Refugee Livelihoods

Investing for success: a new way to help refugees improve their livelihoods

We are supporting the first ever development impact bond for refugees, an innovative finance model that sets out to improve refugees’ livelihoods in Jordan and Lebanon.

Imagine trying to start again in another country after fleeing from a conflict. You’ve lost everything—your home, your job or business, your savings. Even if you’re legally allowed to work, you’re competing with local residents and other refugees for limited opportunities. If you’re a woman or a young person, perhaps this is the first time you’ve ever had to work. What do you do?

For many refugees, the only option is to rely on humanitarian aid. But this isn’t a long-term solution. Refugees need dignified work that enables them to support their families.

Lack of funding

Lebanon and Jordan host more than two million refugees between them, most of whom come from Syria. This puts huge pressure on their economies and creates social tensions.

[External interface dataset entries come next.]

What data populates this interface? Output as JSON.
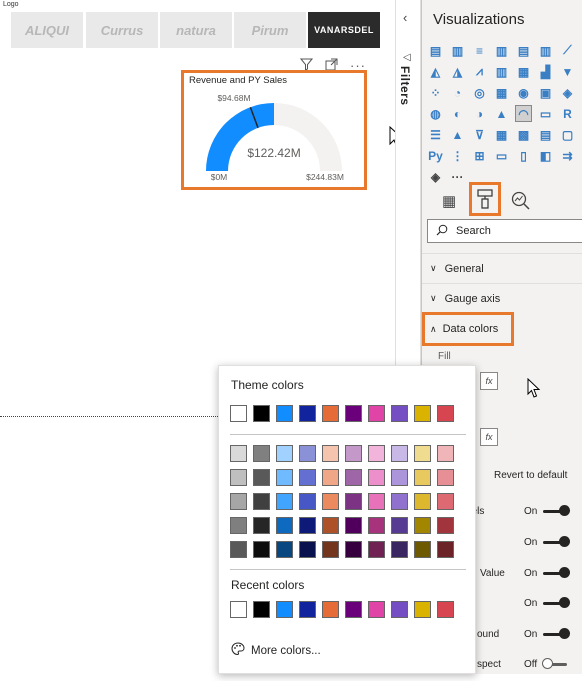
{
  "canvas": {
    "logo_label": "Logo",
    "logos": [
      "ALIQUI",
      "Currus",
      "natura",
      "Pirum",
      "VANARSDEL"
    ]
  },
  "visual": {
    "title": "Revenue and PY Sales",
    "value": "$122.42M",
    "target": "$94.68M",
    "min": "$0M",
    "max": "$244.83M",
    "value_fraction": 0.5,
    "target_fraction": 0.387,
    "fill_color": "#118DFF",
    "track_color": "#F3F2F1",
    "target_color": "#252423"
  },
  "filters": {
    "label": "Filters"
  },
  "viz_pane": {
    "title": "Visualizations",
    "search_placeholder": "Search",
    "sections": {
      "general": "General",
      "gauge_axis": "Gauge axis",
      "data_colors": "Data colors"
    },
    "fill_label": "Fill",
    "fx_label": "fx",
    "revert_label": "Revert to default",
    "toggles": [
      {
        "label": "bels",
        "state": "On"
      },
      {
        "label": "",
        "state": "On"
      },
      {
        "label": "Value",
        "state": "On"
      },
      {
        "label": "",
        "state": "On"
      },
      {
        "label": "ound",
        "state": "On"
      },
      {
        "label": "spect",
        "state": "Off"
      }
    ]
  },
  "color_picker": {
    "theme_title": "Theme colors",
    "recent_title": "Recent colors",
    "more_colors": "More colors...",
    "theme_colors": [
      "#FFFFFF",
      "#000000",
      "#118DFF",
      "#12239E",
      "#E66C37",
      "#6B007B",
      "#E044A7",
      "#744EC2",
      "#D9B300",
      "#D64550"
    ],
    "shades": [
      [
        "#D9D9D9",
        "#808080",
        "#A0D1FF",
        "#8A91D7",
        "#F5C4AF",
        "#C499CA",
        "#F3B4DC",
        "#C7B8E7",
        "#F0DC8F",
        "#EFB5B9"
      ],
      [
        "#BFBFBF",
        "#595959",
        "#70BBFF",
        "#6370D1",
        "#F0A787",
        "#9F66A7",
        "#EC8FCA",
        "#AC95DA",
        "#E7C95F",
        "#E68F95"
      ],
      [
        "#A6A6A6",
        "#404040",
        "#41A4FF",
        "#4857C6",
        "#EB895F",
        "#7C3384",
        "#E772B9",
        "#9071CE",
        "#DDB82F",
        "#DD6A72"
      ],
      [
        "#7F7F7F",
        "#262626",
        "#0D6ABF",
        "#0D1A77",
        "#AD5129",
        "#50005C",
        "#A8337D",
        "#573B92",
        "#A38600",
        "#A1343C"
      ],
      [
        "#595959",
        "#0D0D0D",
        "#094780",
        "#09114F",
        "#73361C",
        "#36003E",
        "#702253",
        "#3A2761",
        "#6D5A00",
        "#6B2328"
      ]
    ],
    "recent_colors": [
      "#FFFFFF",
      "#000000",
      "#118DFF",
      "#12239E",
      "#E66C37",
      "#6B007B",
      "#E044A7",
      "#744EC2",
      "#D9B300",
      "#D64550"
    ]
  },
  "colors": {
    "highlight": "#E8782B",
    "pane_bg": "#F3F2F1"
  }
}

There’s also a lack of long-term funding for programmes to help refugees improve their livelihoods.

That’s whythe IKEA Foundation is supporting the scale-up of a programme by the Near East Foundation in Lebanon and Jordan. The programme will help refugees and people from host communities gain the skills they need to set up small enterprises and create safe and stable livelihoods.

Development impact bond

The programme is financed through a development impact bond. This is a financial model where social investors provide capital to roll out a development programme. Outcome funders pay back the investors if—and only if—the programme achieves measurable social outcomes. These are independently evaluated.

Per Heggenes, IKEA Foundation CEO, says: “We’re supporting the development impact bond as an outcome funder because it is an innovative way to help refugees become self-reliant in the long-term. We believe that by paying for success, we can attract more funding towards refugee livelihoods and encourage programmes that have the biggest impact.”

Learn more on the DIB website: